There are 44 people coming to a dinner party. There are 15 square tables that seat 4 people. Find a way to seat the 44 people using all 15 tables, with no empty places.

Add the sum of the squares of four numbers between 10 and 20 to the sum of the squares of three numbers less than 6 to make the square of another, larger, number.

Exactly 195 digits have been used to number the pages in a book. How many pages does the book have?

Sweets are given out to party-goers in a particular way. Investigate the total number of sweets received by people sitting in different positions.

Can you create jigsaw pieces which are based on a square shape, with at least one peg and one hole?

Only one side of a two-slice toaster is working. What is the quickest way to toast both sides of three slices of bread?

What is the smallest number of jumps needed before the white rabbits and the grey rabbits can continue along their path?

This task, written for the National Young Mathematicians' Award 2016, invites you to explore the different combinations of scores that you might get on these dart boards.

The Zargoes use almost the same alphabet as English. What does this birthday message say?

This task, written for the National Young Mathematicians' Award 2016, focuses on 'open squares'. What would the next five open squares look like?

Katie had a pack of 20 cards numbered from 1 to 20. She arranged the cards into 6 unequal piles where each pile added to the same total. What was the total and how could this be done?

Can you put plus signs in so this is true? 1 2 3 4 5 6 7 8 9 = 99 How many ways can you do it?

You have 5 darts and your target score is 44. How many different ways could you score 44?

Investigate the different numbers of people and rats there could have been if you know how many legs there are altogether!

This multiplication uses each of the digits 0 - 9 once and once only. Using the information given, can you replace the stars in the calculation with figures?

Cherri, Saxon, Mel and Paul are friends. They are all different ages. Can you find out the age of each friend using the information?
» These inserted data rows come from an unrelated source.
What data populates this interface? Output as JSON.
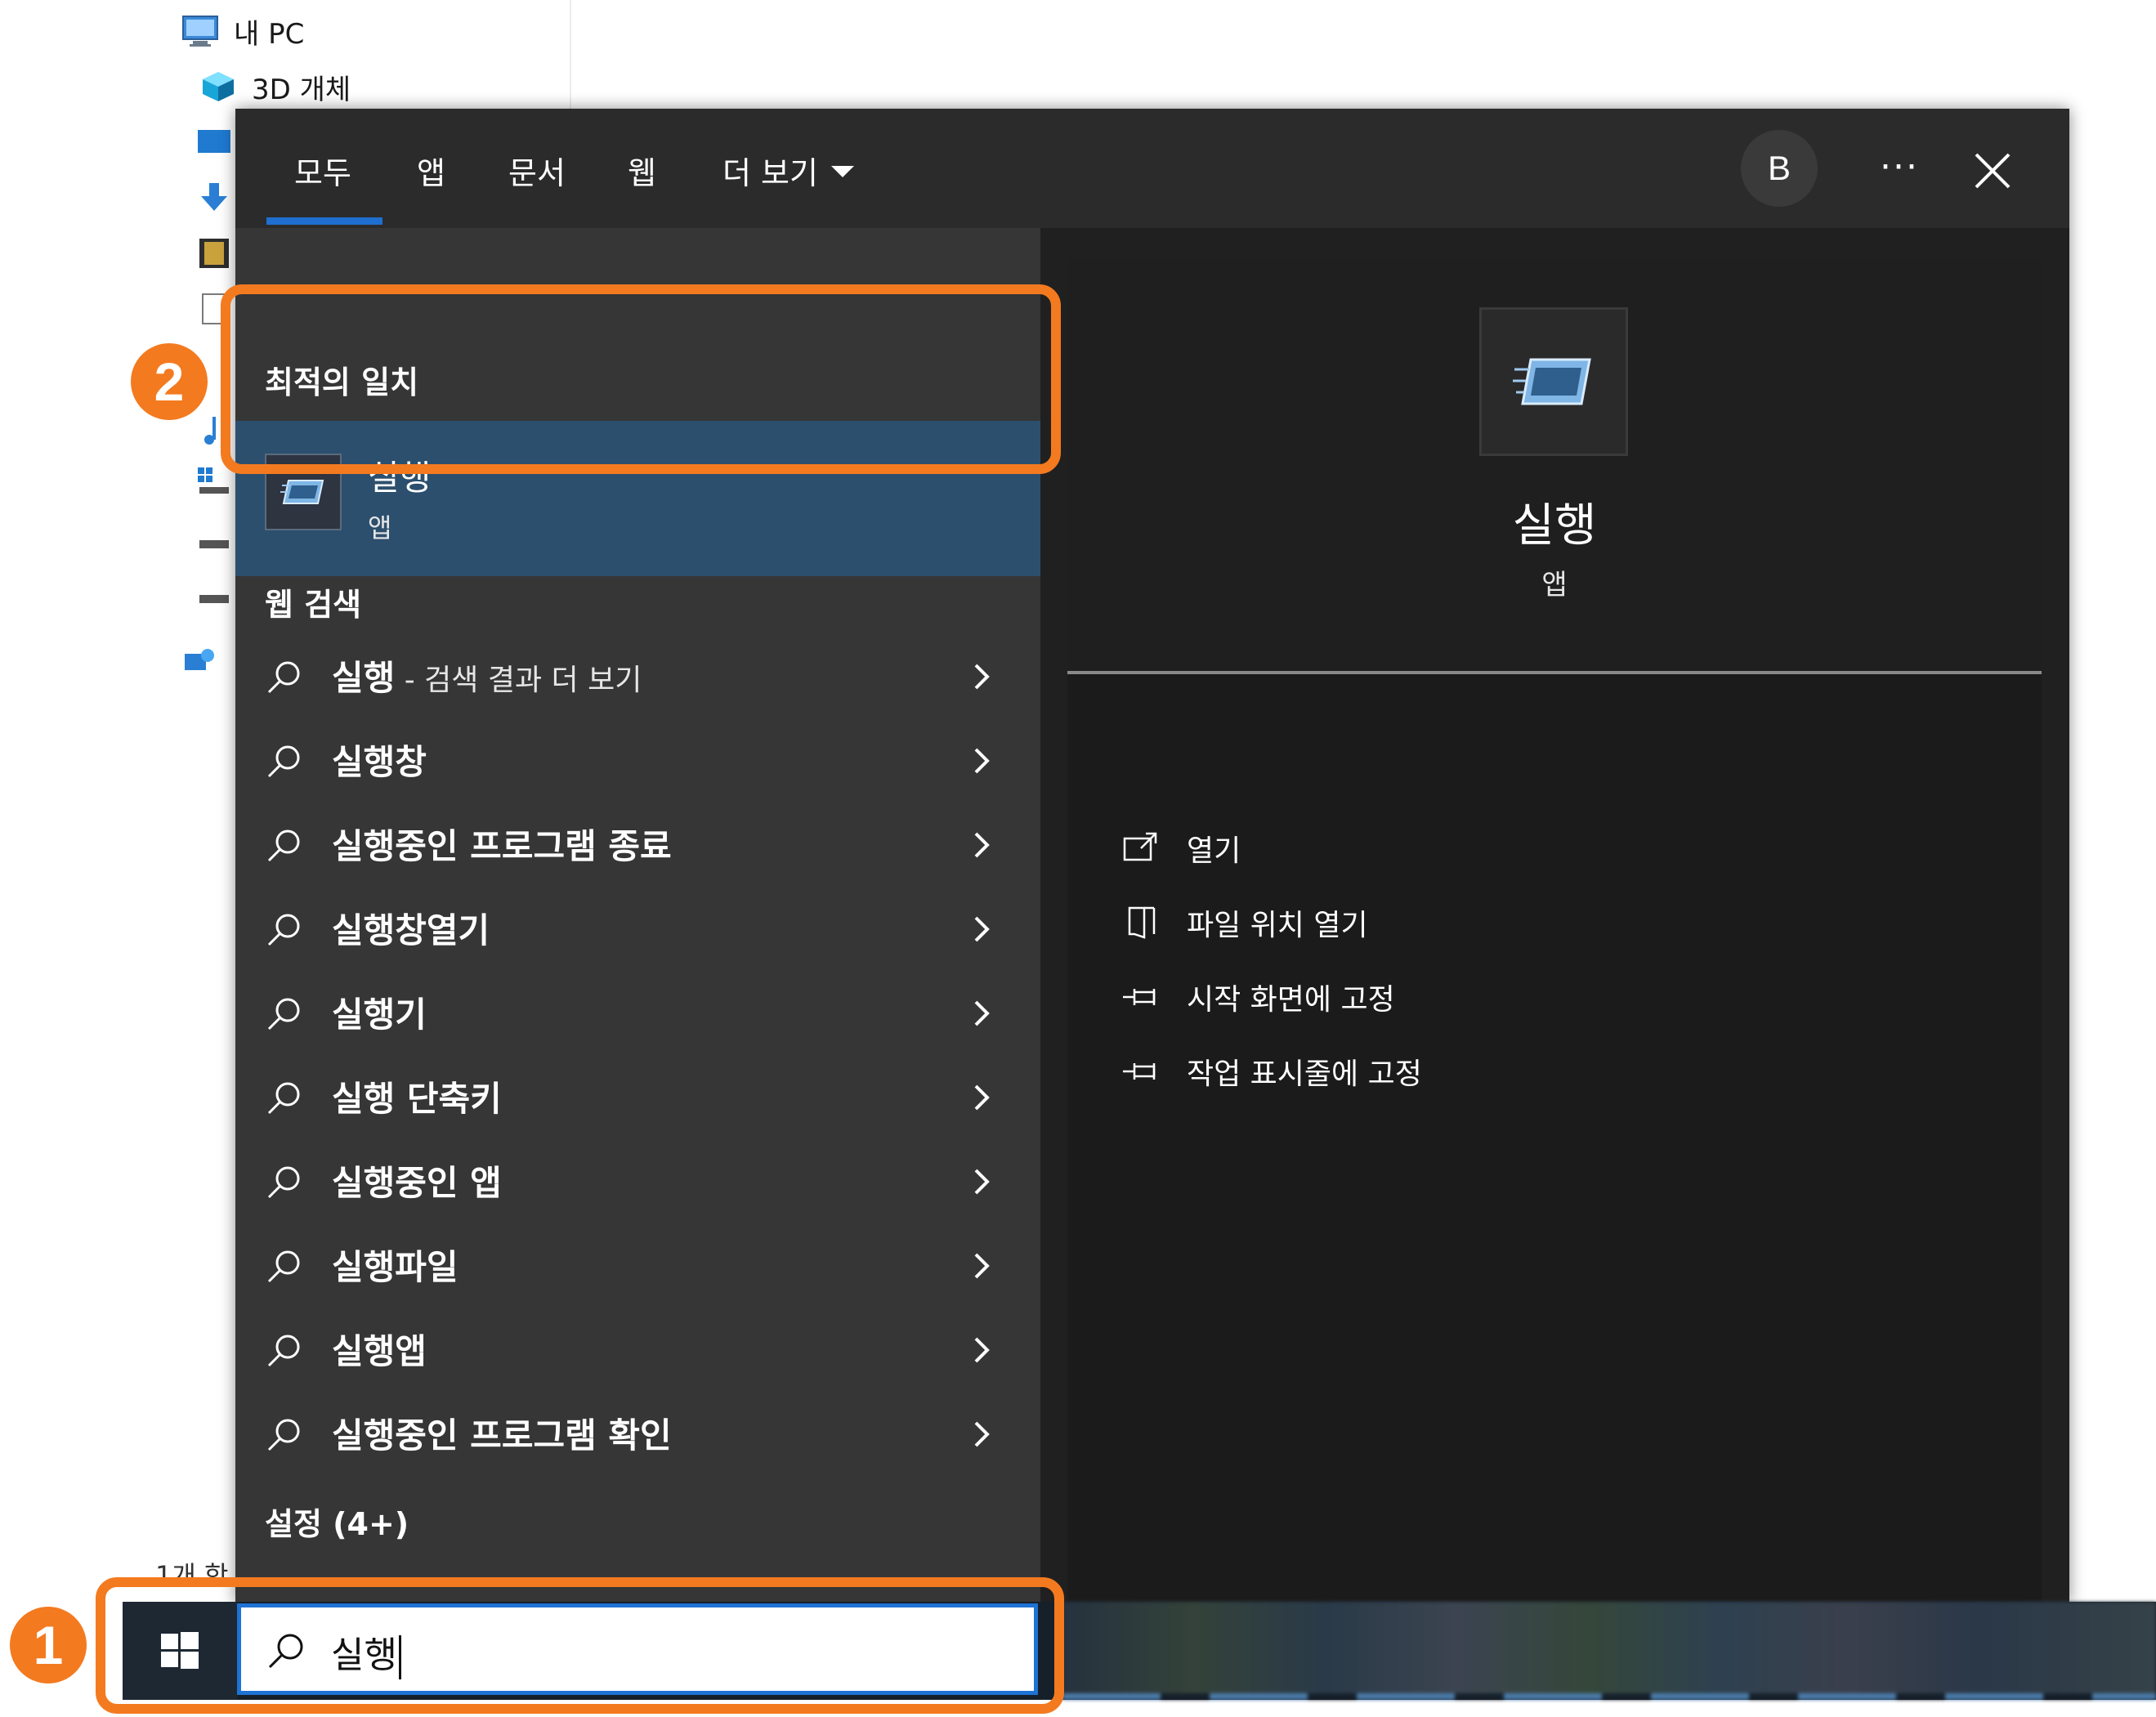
{
  "explorer": {
    "tree": [
      {
        "label": "내 PC",
        "icon": "monitor-icon"
      },
      {
        "label": "3D 개체",
        "icon": "cube-icon"
      }
    ],
    "status": "1개 항"
  },
  "search": {
    "tabs": [
      {
        "label": "모두",
        "active": true
      },
      {
        "label": "앱"
      },
      {
        "label": "문서"
      },
      {
        "label": "웹"
      },
      {
        "label": "더 보기"
      }
    ],
    "avatar_letter": "B",
    "more_label": "···",
    "best_match_heading": "최적의 일치",
    "best_match": {
      "title": "실행",
      "subtitle": "앱"
    },
    "web_heading": "웹 검색",
    "web_results": [
      {
        "label": "실행",
        "suffix": " - 검색 결과 더 보기"
      },
      {
        "label": "실행창",
        "suffix": ""
      },
      {
        "label": "실행중인 프로그램 종료",
        "suffix": ""
      },
      {
        "label": "실행창열기",
        "suffix": ""
      },
      {
        "label": "실행기",
        "suffix": ""
      },
      {
        "label": "실행 단축키",
        "suffix": ""
      },
      {
        "label": "실행중인 앱",
        "suffix": ""
      },
      {
        "label": "실행파일",
        "suffix": ""
      },
      {
        "label": "실행앱",
        "suffix": ""
      },
      {
        "label": "실행중인 프로그램 확인",
        "suffix": ""
      }
    ],
    "settings_heading": "설정 (4+)",
    "detail": {
      "title": "실행",
      "subtitle": "앱",
      "actions": [
        {
          "label": "열기",
          "icon": "open-icon"
        },
        {
          "label": "파일 위치 열기",
          "icon": "file-location-icon"
        },
        {
          "label": "시작 화면에 고정",
          "icon": "pin-icon"
        },
        {
          "label": "작업 표시줄에 고정",
          "icon": "pin-icon"
        }
      ]
    }
  },
  "taskbar": {
    "search_value": "실행"
  },
  "annotations": {
    "step1": "1",
    "step2": "2",
    "accent_color": "#f47a1f"
  },
  "colors": {
    "panel_bg": "#202020",
    "left_pane_bg": "#363636",
    "selected_bg": "#2c4f6e",
    "tab_underline": "#1e6fcf"
  }
}
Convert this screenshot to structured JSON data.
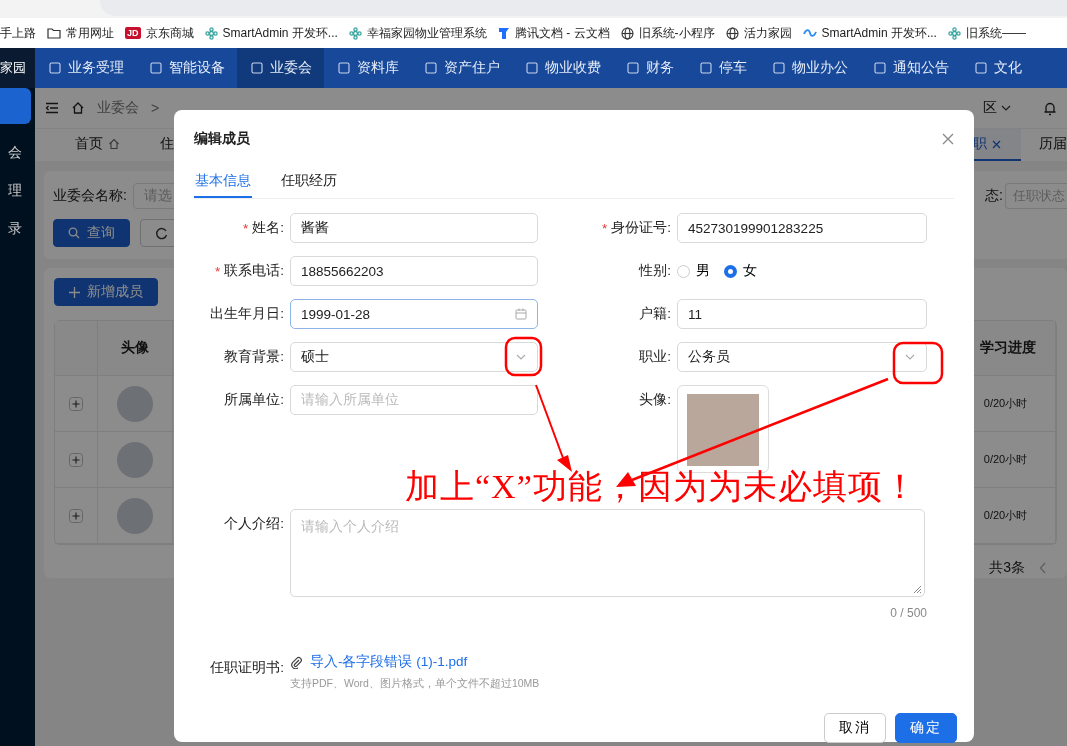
{
  "browser": {
    "bookmarks": [
      {
        "kind": "none",
        "label": "手上路"
      },
      {
        "kind": "folder",
        "label": "常用网址"
      },
      {
        "kind": "badge",
        "badge": "JD",
        "label": "京东商城"
      },
      {
        "kind": "flower",
        "label": "SmartAdmin 开发环..."
      },
      {
        "kind": "flower",
        "label": "幸福家园物业管理系统"
      },
      {
        "kind": "doc",
        "label": "腾讯文档 - 云文档"
      },
      {
        "kind": "globe",
        "label": "旧系统-小程序"
      },
      {
        "kind": "globe",
        "label": "活力家园"
      },
      {
        "kind": "link",
        "label": "SmartAdmin 开发环..."
      },
      {
        "kind": "flower",
        "label": "旧系统——"
      }
    ]
  },
  "top_nav": {
    "logo": "家园",
    "items": [
      {
        "label": "业务受理",
        "selected": false
      },
      {
        "label": "智能设备",
        "selected": false
      },
      {
        "label": "业委会",
        "selected": true
      },
      {
        "label": "资料库",
        "selected": false
      },
      {
        "label": "资产住户",
        "selected": false
      },
      {
        "label": "物业收费",
        "selected": false
      },
      {
        "label": "财务",
        "selected": false
      },
      {
        "label": "停车",
        "selected": false
      },
      {
        "label": "物业办公",
        "selected": false
      },
      {
        "label": "通知公告",
        "selected": false
      },
      {
        "label": "文化",
        "selected": false
      }
    ]
  },
  "sidebar": {
    "items": [
      {
        "label": "会",
        "selected": false
      },
      {
        "label": "理",
        "selected": false
      },
      {
        "label": "录",
        "selected": false
      }
    ]
  },
  "header": {
    "breadcrumb": [
      "业委会"
    ],
    "separator": ">",
    "community": "区"
  },
  "page_tabs": [
    {
      "label": "首页",
      "home": true,
      "selected": false,
      "closable": false
    },
    {
      "label": "住",
      "home": false,
      "selected": false,
      "closable": false
    },
    {
      "label": "职",
      "home": false,
      "selected": true,
      "closable": true
    },
    {
      "label": "历届",
      "home": false,
      "selected": false,
      "closable": false
    }
  ],
  "filters": {
    "left": {
      "label": "业委会名称:",
      "placeholder": "请选"
    },
    "right": {
      "label": "态:",
      "placeholder": "任职状态"
    },
    "search_button": "查询"
  },
  "add_button": "新增成员",
  "table": {
    "columns": [
      "头像",
      "学习进度"
    ],
    "rows": [
      {
        "progress": "0/20小时"
      },
      {
        "progress": "0/20小时"
      },
      {
        "progress": "0/20小时"
      }
    ],
    "total": "共3条"
  },
  "modal": {
    "title": "编辑成员",
    "tabs": [
      {
        "label": "基本信息",
        "selected": true
      },
      {
        "label": "任职经历",
        "selected": false
      }
    ],
    "fields": [
      {
        "kind": "text",
        "label": "姓名:",
        "required": true,
        "value": "酱酱"
      },
      {
        "kind": "text",
        "label": "身份证号:",
        "required": true,
        "value": "452730199901283225"
      },
      {
        "kind": "text",
        "label": "联系电话:",
        "required": true,
        "value": "18855662203"
      },
      {
        "kind": "radio",
        "label": "性别:",
        "required": false,
        "options": [
          {
            "label": "男",
            "selected": false
          },
          {
            "label": "女",
            "selected": true
          }
        ]
      },
      {
        "kind": "date",
        "label": "出生年月日:",
        "required": false,
        "value": "1999-01-28",
        "focused": true
      },
      {
        "kind": "text",
        "label": "户籍:",
        "required": false,
        "value": "11"
      },
      {
        "kind": "select",
        "label": "教育背景:",
        "required": false,
        "value": "硕士"
      },
      {
        "kind": "select",
        "label": "职业:",
        "required": false,
        "value": "公务员"
      },
      {
        "kind": "text",
        "label": "所属单位:",
        "required": false,
        "placeholder": "请输入所属单位"
      },
      {
        "kind": "image",
        "label": "头像:",
        "required": false
      },
      {
        "kind": "textarea",
        "label": "个人介绍:",
        "required": false,
        "placeholder": "请输入个人介绍",
        "counter": "0 / 500"
      },
      {
        "kind": "upload",
        "label": "任职证明书:",
        "required": false,
        "file": "导入-各字段错误 (1)-1.pdf",
        "hint": "支持PDF、Word、图片格式，单个文件不超过10MB"
      }
    ],
    "required_mark": "*",
    "buttons": [
      {
        "label": "取消",
        "primary": false
      },
      {
        "label": "确定",
        "primary": true
      }
    ]
  },
  "annotation": {
    "text": "加上“X”功能，因为为未必填项！"
  }
}
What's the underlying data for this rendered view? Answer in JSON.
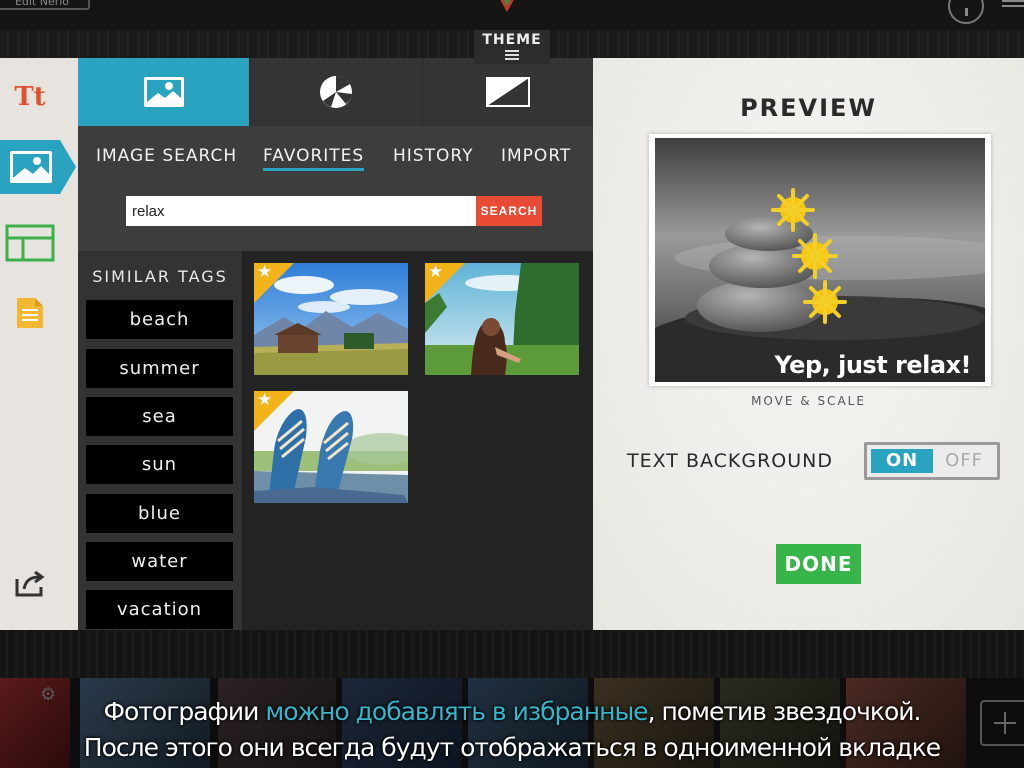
{
  "topbar": {
    "edit_label": "Edit Nerio",
    "theme_label": "THEME"
  },
  "tools": [
    {
      "name": "text-tool",
      "label": "Tt"
    },
    {
      "name": "image-tool"
    },
    {
      "name": "layout-tool"
    },
    {
      "name": "notes-tool"
    },
    {
      "name": "share-tool"
    }
  ],
  "panel": {
    "subtabs": [
      "IMAGE SEARCH",
      "FAVORITES",
      "HISTORY",
      "IMPORT"
    ],
    "active_subtab": "FAVORITES",
    "search": {
      "value": "relax",
      "button_label": "SEARCH"
    },
    "tags_title": "SIMILAR TAGS",
    "tags": [
      "beach",
      "summer",
      "sea",
      "sun",
      "blue",
      "water",
      "vacation"
    ],
    "results": [
      {
        "subject": "mountain-cabin",
        "favorite": true
      },
      {
        "subject": "girl-in-meadow",
        "favorite": true
      },
      {
        "subject": "sneakers-on-grass",
        "favorite": true
      }
    ]
  },
  "preview": {
    "title": "PREVIEW",
    "overlay_text": "Yep, just relax!",
    "move_scale": "MOVE & SCALE",
    "text_background_label": "TEXT BACKGROUND",
    "toggle": {
      "on": "ON",
      "off": "OFF",
      "state": "ON"
    },
    "done_label": "DONE"
  },
  "caption": {
    "line1_a": "Фотографии ",
    "line1_highlight": "можно добавлять в избранные",
    "line1_b": ", пометив звездочкой.",
    "line2": "После этого они всегда будут отображаться в одноименной вкладке"
  },
  "colors": {
    "accent": "#29a3c0",
    "search": "#e74a35",
    "done": "#38b549",
    "star": "#f1b21a",
    "text_tool": "#e3512c"
  }
}
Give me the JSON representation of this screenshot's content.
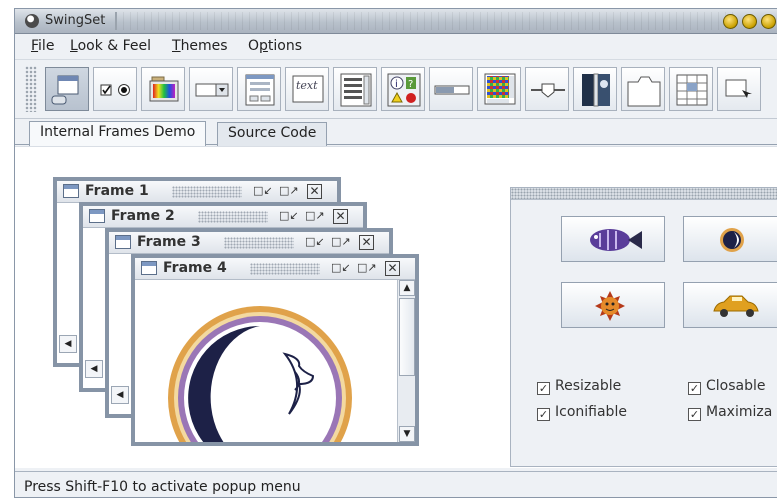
{
  "window": {
    "title": "SwingSet"
  },
  "menubar": {
    "items": [
      {
        "mnemonic": "F",
        "rest": "ile"
      },
      {
        "mnemonic": "L",
        "rest": "ook & Feel"
      },
      {
        "mnemonic": "T",
        "rest": "hemes"
      },
      {
        "prefix": "O",
        "mnemonic": "p",
        "rest": "tions"
      }
    ]
  },
  "toolbar": {
    "text_button_label": "text"
  },
  "tabs": [
    {
      "label": "Internal Frames Demo"
    },
    {
      "label": "Source Code"
    }
  ],
  "frames": [
    {
      "title": "Frame 1"
    },
    {
      "title": "Frame 2"
    },
    {
      "title": "Frame 3"
    },
    {
      "title": "Frame 4"
    }
  ],
  "options": {
    "resizable": {
      "label": "Resizable",
      "checked": true
    },
    "closable": {
      "label": "Closable",
      "checked": true
    },
    "iconifiable": {
      "label": "Iconifiable",
      "checked": true
    },
    "maximizable": {
      "label": "Maximiza",
      "checked": true
    }
  },
  "status": {
    "text": "Press Shift-F10 to activate popup menu"
  },
  "colors": {
    "frame_border": "#8694a6",
    "window_bg": "#eef1f5",
    "tab_border": "#95a1b0"
  }
}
A merchant brings four bars of gold to a jeweller. How can the jeweller use the scales just twice to identify the lighter, fake bar?